_TASK DIRECTIONS_
The lines of the records that include "hair" should all be copied.

####################

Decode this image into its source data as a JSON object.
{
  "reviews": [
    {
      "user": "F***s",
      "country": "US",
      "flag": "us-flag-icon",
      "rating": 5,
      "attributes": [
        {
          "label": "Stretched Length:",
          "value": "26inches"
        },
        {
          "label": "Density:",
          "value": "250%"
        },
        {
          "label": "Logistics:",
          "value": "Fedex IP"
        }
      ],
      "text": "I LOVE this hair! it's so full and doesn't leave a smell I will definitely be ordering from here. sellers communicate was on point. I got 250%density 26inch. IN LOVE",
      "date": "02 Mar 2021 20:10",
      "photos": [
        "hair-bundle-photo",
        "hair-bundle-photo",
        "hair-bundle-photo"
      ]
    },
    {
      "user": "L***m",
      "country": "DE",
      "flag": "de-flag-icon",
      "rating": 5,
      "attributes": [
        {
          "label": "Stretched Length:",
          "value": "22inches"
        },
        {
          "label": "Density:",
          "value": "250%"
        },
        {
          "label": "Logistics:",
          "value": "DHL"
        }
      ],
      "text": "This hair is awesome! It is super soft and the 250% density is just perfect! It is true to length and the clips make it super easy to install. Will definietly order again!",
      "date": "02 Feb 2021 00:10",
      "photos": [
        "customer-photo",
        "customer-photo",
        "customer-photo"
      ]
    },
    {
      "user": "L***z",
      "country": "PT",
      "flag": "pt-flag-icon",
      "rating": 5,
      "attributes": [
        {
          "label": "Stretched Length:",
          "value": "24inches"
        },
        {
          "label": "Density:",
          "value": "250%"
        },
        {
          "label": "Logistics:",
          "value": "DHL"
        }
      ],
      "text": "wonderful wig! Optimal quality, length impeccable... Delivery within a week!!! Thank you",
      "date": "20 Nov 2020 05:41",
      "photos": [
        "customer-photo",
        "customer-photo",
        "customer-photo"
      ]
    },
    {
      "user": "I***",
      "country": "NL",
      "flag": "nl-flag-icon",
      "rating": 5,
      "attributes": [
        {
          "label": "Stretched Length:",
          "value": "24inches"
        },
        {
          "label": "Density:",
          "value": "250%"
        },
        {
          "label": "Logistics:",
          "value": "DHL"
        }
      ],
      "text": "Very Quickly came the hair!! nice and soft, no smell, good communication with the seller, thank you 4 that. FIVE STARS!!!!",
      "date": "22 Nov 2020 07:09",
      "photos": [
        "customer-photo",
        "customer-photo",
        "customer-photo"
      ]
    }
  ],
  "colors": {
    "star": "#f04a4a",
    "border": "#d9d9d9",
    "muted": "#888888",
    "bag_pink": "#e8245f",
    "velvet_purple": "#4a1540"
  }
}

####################

_ANSWER SPACE_
      "text": "I LOVE this hair! it's so full and doesn't leave a smell I will definitely be ordering from here. sellers communicate was on point. I got 250%density 26inch. IN LOVE",
        "hair-bundle-photo",
        "hair-bundle-photo",
        "hair-bundle-photo"
      "text": "This hair is awesome! It is super soft and the 250% density is just perfect! It is true to length and the clips make it super easy to install. Will definietly order again!",
      "text": "Very Quickly came the hair!! nice and soft, no smell, good communication with the seller, thank you 4 that. FIVE STARS!!!!",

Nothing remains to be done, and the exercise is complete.